In how many lines of the listing does the string "JSON" appear? Give only the number.

◆ EXTRACTED RECORDS
------
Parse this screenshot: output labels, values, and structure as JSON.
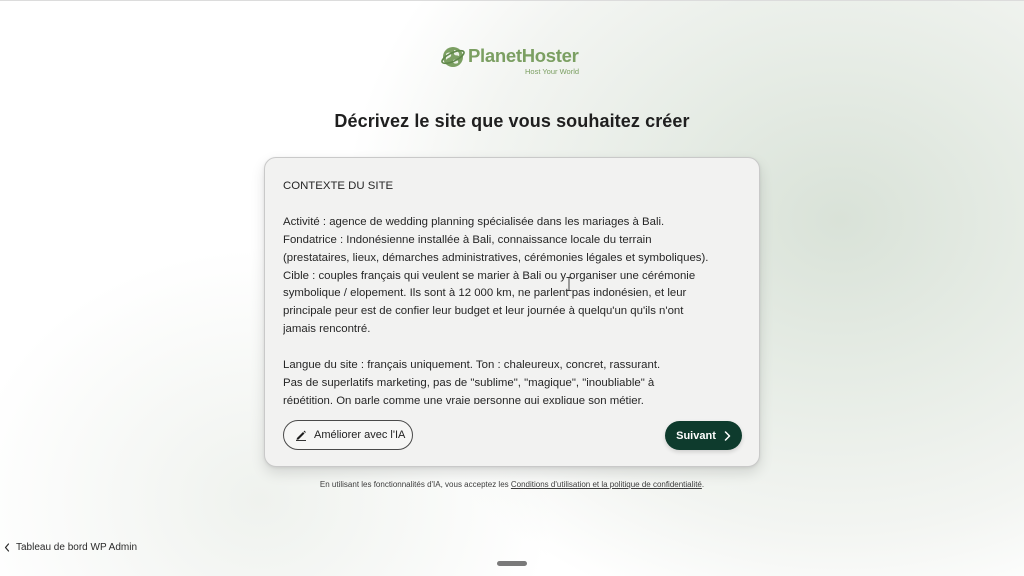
{
  "brand": {
    "name": "PlanetHoster",
    "tagline": "Host Your World",
    "color": "#7b9f62"
  },
  "page": {
    "title": "Décrivez le site que vous souhaitez créer"
  },
  "form": {
    "description_value": "CONTEXTE DU SITE\n\nActivité : agence de wedding planning spécialisée dans les mariages à Bali.\nFondatrice : Indonésienne installée à Bali, connaissance locale du terrain\n(prestataires, lieux, démarches administratives, cérémonies légales et symboliques).\nCible : couples français qui veulent se marier à Bali ou y organiser une cérémonie\nsymbolique / elopement. Ils sont à 12 000 km, ne parlent pas indonésien, et leur\nprincipale peur est de confier leur budget et leur journée à quelqu'un qu'ils n'ont\njamais rencontré.\n\nLangue du site : français uniquement. Ton : chaleureux, concret, rassurant.\nPas de superlatifs marketing, pas de \"sublime\", \"magique\", \"inoubliable\" à\nrépétition. On parle comme une vraie personne qui explique son métier.",
    "improve_label": "Améliorer avec l'IA",
    "next_label": "Suivant",
    "next_color": "#0e3b2d"
  },
  "disclaimer": {
    "prefix": "En utilisant les fonctionnalités d'IA, vous acceptez les ",
    "link": "Conditions d'utilisation et la politique de confidentialité",
    "suffix": "."
  },
  "footer": {
    "back_label": "Tableau de bord WP Admin"
  },
  "icons": {
    "logo": "globe-icon",
    "improve": "pen-icon",
    "next": "chevron-right-icon",
    "back": "chevron-left-icon"
  }
}
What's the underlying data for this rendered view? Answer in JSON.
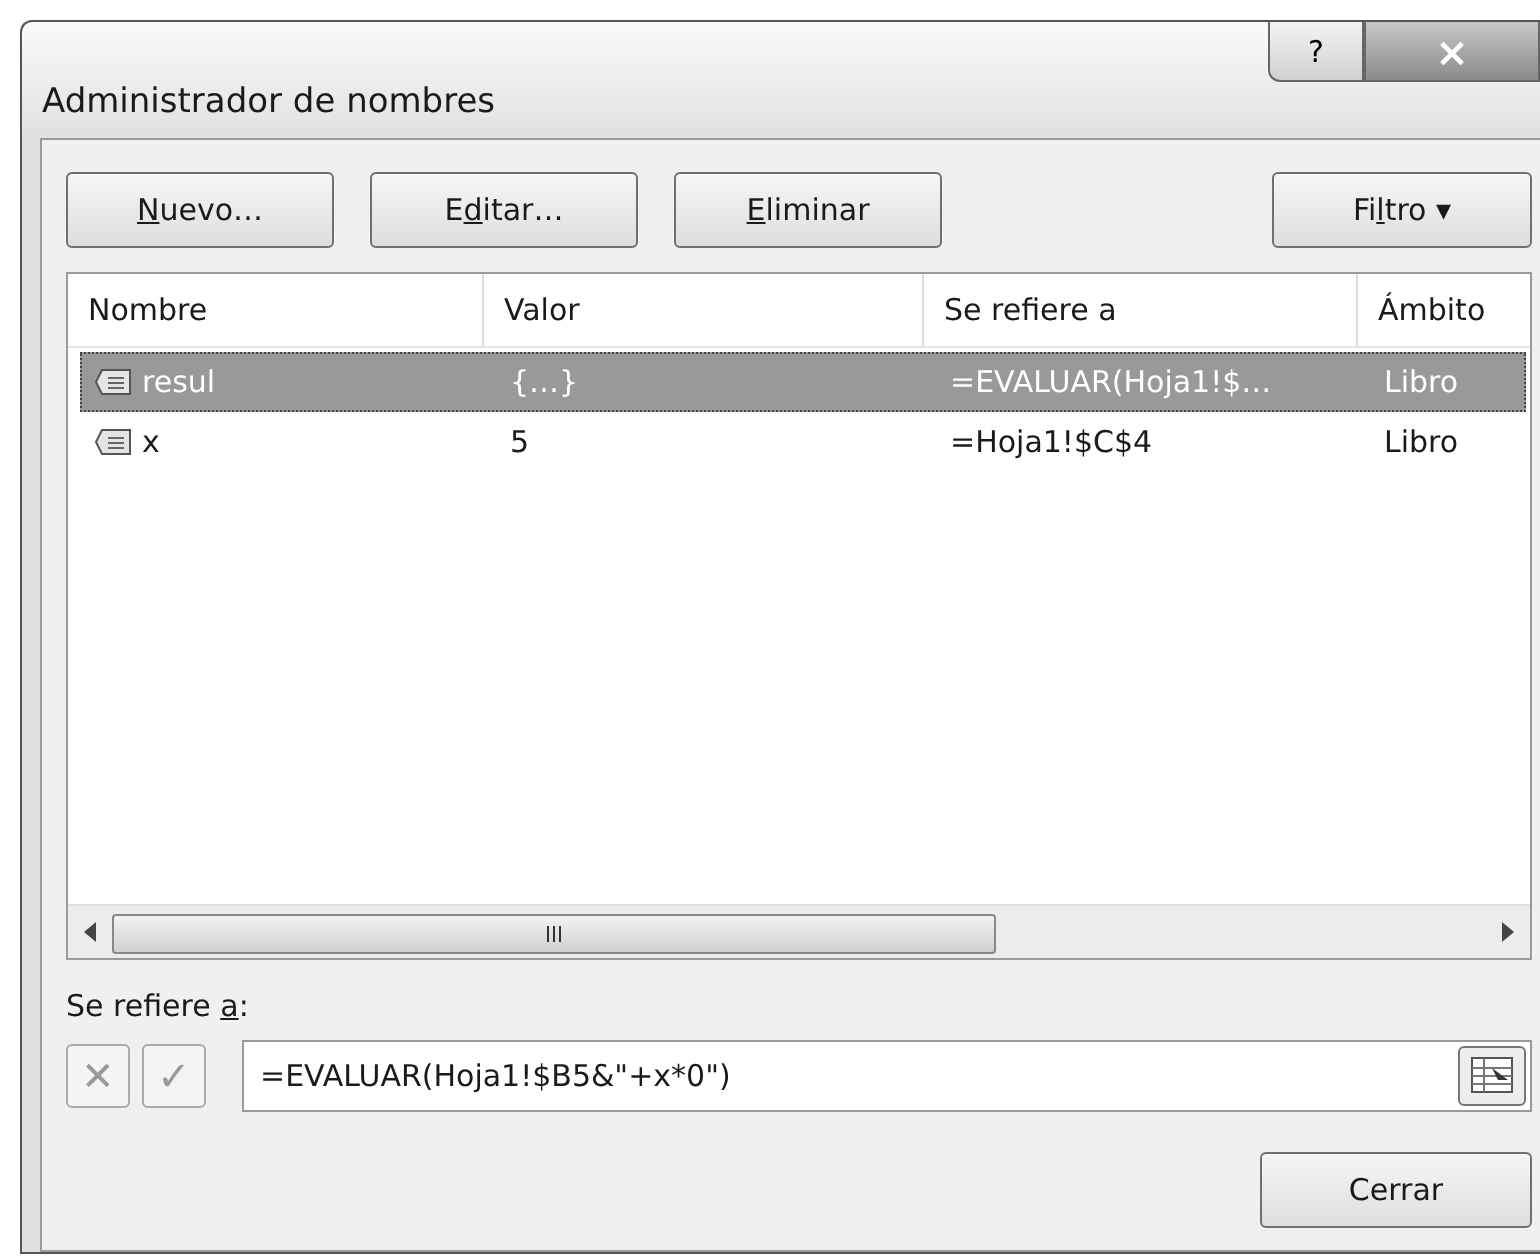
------
◆ SOLUTION TO THE PROBLEM
2